Locate and copy each line in the data that contains the word "Liguria".

(Records provided)

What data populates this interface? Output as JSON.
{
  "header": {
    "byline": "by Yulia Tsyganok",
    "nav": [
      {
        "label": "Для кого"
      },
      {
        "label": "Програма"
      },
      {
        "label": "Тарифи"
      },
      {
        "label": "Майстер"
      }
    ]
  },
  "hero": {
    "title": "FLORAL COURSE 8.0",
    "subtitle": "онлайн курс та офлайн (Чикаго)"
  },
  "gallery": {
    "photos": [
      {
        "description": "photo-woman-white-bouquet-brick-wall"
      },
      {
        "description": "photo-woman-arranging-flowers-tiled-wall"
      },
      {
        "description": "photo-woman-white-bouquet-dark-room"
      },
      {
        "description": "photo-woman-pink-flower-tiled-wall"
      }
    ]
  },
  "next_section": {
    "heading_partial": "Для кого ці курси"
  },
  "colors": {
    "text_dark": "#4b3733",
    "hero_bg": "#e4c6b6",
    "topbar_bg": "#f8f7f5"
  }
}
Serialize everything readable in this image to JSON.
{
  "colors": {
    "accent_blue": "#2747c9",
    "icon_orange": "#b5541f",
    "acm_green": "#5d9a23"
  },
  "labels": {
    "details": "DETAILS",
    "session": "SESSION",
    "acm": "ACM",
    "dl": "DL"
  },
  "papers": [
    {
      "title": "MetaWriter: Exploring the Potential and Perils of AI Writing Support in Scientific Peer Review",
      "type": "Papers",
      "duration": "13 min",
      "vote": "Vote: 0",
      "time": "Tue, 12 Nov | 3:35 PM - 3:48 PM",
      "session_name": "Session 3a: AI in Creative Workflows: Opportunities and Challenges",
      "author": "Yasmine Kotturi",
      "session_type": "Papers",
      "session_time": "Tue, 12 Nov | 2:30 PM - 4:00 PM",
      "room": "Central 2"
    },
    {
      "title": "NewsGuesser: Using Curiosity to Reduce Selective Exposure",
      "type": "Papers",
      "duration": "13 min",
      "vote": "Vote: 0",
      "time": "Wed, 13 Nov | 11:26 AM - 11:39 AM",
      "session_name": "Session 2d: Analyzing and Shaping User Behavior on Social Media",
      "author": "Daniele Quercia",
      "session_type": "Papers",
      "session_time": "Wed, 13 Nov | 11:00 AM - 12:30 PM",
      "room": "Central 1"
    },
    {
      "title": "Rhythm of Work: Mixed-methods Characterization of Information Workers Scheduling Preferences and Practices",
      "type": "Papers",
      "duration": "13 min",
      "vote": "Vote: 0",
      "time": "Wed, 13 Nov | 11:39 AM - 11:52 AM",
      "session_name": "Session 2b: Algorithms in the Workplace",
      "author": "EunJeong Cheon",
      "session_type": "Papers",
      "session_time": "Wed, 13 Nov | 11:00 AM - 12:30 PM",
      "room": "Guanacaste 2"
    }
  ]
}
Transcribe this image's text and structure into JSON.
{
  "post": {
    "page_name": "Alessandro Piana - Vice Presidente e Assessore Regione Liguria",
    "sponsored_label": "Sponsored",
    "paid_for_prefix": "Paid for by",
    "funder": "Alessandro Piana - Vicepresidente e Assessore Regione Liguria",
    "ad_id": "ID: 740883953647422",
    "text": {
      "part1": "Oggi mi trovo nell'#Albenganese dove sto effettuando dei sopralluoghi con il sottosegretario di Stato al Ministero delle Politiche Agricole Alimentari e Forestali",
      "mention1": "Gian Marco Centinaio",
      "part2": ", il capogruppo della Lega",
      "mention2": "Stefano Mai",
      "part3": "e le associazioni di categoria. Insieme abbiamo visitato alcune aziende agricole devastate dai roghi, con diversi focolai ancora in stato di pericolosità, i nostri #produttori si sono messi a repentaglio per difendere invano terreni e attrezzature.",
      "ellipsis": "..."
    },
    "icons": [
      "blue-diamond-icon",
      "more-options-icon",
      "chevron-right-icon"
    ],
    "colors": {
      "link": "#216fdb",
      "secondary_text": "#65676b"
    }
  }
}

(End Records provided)

### Exercise response
    "page_name": "Alessandro Piana - Vice Presidente e Assessore Regione Liguria",
    "funder": "Alessandro Piana - Vicepresidente e Assessore Regione Liguria",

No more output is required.